BEUC calls for investigation into ChatGPT and similar chatbots
The European Consumer Organisation (BEUC) urges EU and national authorities to investigate ChatGPT and similar chatbots due to a complaint filed by the US-based Center for AI and Digital Policy (CAIDP) with the US Federal Trade Commission. With the world’s first AI legislation, the AI Act, in development by the EU, BEUC warns of potential consumer vulnerability during the interim years before its implementation. BEUC Deputy Director General, Ursula Pachl, highlights rapid ChatGPT adoption and concerns about deception and manipulation. She calls for immediate investigation of ChatGPT and similar chatbots by EU and national authorities, emphasizing the need for increased public scrutiny and control over AI systems. Read the press release here.
Meta switches to “legitimate interest” for ads, noyb plans legal action
Following noyb’s success in complaints against Meta (Facebook and Instagram), the company is transitioning from an unlawful contract legal basis to the “legitimate interests” legal basis for processing user data for ads, a move considered equally unlawful. Noyb plans to take immediate action, asserting that companies cannot claim their profit interests override users’ privacy rights. Previously, Meta argued personal data use for ads was “necessary under the contract” to bypass user consent. Noyb filed complaints and prevailed before the European Data Protection Board in December 2022, compelling Meta to change its approach. Instead of adopting an “opt-in” system, Meta now claims its ‘legitimate interest’ in processing user data overrides users’ privacy rights. Noyb will respond to Meta’s switch on April 5th. Read the press release here.
UK: ICO fines TikTok £12.7 million for misusing children’s data
The UK Information Commissioner’s Office (ICO) has fined TikTok Information Technologies UK Limited and TikTok Inc a total of £12.7m for multiple breaches data protection law.
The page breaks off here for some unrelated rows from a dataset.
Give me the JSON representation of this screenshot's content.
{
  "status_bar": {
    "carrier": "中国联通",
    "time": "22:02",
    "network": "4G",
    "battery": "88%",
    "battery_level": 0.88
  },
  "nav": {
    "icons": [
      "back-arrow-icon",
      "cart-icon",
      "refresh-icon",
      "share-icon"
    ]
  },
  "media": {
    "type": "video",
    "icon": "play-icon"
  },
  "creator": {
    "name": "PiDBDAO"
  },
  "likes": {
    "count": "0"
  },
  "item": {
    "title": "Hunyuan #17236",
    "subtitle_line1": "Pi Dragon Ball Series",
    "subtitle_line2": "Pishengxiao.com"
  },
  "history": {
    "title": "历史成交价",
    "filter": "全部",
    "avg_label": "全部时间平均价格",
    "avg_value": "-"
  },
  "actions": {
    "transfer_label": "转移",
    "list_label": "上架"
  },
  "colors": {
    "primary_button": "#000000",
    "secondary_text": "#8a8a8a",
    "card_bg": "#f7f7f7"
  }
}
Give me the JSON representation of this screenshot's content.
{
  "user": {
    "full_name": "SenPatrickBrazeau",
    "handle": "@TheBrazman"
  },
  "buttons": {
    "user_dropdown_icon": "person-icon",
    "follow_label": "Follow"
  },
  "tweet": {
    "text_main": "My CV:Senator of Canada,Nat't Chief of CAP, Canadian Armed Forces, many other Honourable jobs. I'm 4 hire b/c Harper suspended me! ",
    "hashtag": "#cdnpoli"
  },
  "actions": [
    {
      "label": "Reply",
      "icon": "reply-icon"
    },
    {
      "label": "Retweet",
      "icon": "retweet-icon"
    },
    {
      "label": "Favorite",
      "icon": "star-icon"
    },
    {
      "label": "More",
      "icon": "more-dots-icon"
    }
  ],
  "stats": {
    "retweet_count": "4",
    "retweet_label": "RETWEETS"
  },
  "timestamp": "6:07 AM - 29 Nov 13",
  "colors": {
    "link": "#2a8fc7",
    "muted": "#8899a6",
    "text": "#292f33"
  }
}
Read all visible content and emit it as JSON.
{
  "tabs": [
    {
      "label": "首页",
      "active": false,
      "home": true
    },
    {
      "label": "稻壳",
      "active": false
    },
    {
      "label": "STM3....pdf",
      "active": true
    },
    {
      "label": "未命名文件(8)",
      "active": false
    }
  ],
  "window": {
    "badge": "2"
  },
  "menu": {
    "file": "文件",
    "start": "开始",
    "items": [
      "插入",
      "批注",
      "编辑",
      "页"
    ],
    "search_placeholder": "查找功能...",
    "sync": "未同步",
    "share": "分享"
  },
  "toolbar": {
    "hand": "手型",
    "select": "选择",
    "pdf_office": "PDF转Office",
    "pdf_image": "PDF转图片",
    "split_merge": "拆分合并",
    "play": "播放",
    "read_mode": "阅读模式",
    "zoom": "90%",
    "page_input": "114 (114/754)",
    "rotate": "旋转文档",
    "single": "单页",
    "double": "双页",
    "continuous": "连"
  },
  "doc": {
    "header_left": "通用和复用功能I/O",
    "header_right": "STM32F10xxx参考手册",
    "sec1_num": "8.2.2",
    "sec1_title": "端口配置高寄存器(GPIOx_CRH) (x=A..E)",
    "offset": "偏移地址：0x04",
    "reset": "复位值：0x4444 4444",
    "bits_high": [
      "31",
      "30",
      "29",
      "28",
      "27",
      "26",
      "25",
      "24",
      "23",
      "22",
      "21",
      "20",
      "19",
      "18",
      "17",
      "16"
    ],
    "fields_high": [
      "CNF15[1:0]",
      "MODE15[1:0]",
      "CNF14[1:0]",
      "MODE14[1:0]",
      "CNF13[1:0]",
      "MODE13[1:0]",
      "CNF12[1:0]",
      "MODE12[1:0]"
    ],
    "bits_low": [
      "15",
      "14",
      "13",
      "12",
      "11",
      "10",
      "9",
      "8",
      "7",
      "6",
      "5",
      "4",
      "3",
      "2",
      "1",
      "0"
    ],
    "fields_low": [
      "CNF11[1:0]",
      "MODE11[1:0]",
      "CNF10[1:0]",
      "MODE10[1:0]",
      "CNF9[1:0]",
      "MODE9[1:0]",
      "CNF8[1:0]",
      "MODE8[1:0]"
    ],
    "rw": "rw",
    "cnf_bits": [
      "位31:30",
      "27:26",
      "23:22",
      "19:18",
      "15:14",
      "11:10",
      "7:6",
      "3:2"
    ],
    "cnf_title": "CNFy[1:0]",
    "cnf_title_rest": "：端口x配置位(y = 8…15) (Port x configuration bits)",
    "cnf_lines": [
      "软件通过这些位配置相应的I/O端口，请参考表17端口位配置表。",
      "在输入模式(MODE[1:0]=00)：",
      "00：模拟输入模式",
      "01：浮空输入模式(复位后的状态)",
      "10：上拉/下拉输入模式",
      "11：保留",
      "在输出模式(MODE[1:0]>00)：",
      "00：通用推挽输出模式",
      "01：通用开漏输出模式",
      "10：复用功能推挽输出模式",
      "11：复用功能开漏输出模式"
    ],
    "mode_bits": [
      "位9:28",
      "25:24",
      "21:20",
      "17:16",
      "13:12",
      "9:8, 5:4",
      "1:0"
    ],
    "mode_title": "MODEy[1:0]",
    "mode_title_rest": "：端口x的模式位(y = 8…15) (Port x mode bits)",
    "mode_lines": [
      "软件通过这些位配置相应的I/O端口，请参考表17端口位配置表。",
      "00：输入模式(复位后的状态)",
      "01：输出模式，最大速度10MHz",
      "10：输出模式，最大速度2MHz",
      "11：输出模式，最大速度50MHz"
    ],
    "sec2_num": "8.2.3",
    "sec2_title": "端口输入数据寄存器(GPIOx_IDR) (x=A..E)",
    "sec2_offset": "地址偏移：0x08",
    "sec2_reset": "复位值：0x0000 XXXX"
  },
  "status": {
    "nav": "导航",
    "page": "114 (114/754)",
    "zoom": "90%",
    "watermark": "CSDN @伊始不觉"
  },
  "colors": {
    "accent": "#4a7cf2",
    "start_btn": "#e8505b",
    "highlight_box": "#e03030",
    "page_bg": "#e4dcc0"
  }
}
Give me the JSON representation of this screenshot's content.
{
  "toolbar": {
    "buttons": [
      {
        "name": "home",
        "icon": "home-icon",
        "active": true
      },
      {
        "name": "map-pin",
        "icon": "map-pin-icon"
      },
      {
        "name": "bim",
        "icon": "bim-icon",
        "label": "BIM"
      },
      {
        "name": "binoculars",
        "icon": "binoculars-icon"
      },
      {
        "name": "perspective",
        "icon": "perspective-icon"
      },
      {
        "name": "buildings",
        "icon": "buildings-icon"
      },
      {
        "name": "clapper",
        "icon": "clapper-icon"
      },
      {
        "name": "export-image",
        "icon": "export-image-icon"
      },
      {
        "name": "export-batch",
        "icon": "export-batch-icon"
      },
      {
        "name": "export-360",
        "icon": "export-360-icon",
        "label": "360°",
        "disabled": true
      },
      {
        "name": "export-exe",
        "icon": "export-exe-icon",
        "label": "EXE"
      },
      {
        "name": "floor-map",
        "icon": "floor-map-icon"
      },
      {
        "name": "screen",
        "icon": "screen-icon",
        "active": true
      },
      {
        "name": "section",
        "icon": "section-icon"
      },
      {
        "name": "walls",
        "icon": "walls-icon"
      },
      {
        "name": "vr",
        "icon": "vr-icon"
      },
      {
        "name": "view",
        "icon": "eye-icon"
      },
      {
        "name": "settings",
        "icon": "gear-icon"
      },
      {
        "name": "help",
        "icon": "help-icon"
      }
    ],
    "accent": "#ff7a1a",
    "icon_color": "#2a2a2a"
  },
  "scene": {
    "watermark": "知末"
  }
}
The ICO found that TikTok processed children’s personal data without the consent of their parents or carers and provided its services to up to 1.4 million UK children under the age of 13, despite its own rules not allowing children that age to create an account. TikTok also failed to provide proper information to users about how their data is collected, used, and shared in a way that is easy to understand. The ICO’s original notice of intent for TikTok set the fine at £27m, but this was reduced as the regulator decided not to pursue the provisional finding related to the unlawful use of special category data. Read the press release here.
Spain: AEPD fines BBVA €84,000 for GDPR Violations
The Spanish Data Protection Authority (AEPD) has concluded its sanctioning procedure against Banco Bilbao Vizcaya Argentaria (BBVA) for alleged violations of Articles 6.1 and 15 of the GDPR. BBVA acknowledged responsibility and paid a reduced fine of €84,000 within the given hearing period of ten working days. This amount includes two cumulative reductions for voluntary payment and acknowledgment of responsibility. By paying the fine, BBVA waives any actions or appeals against the sanction and admits responsibility for the facts stated in the initiation agreement. The AEPD has terminated the procedure in accordance with Article 85 of the LPACAP. The initial proposed sanctions totaled €140,000, but BBVA’s timely response allowed for a reduced amount. The full decision can be read (in Spanish) here.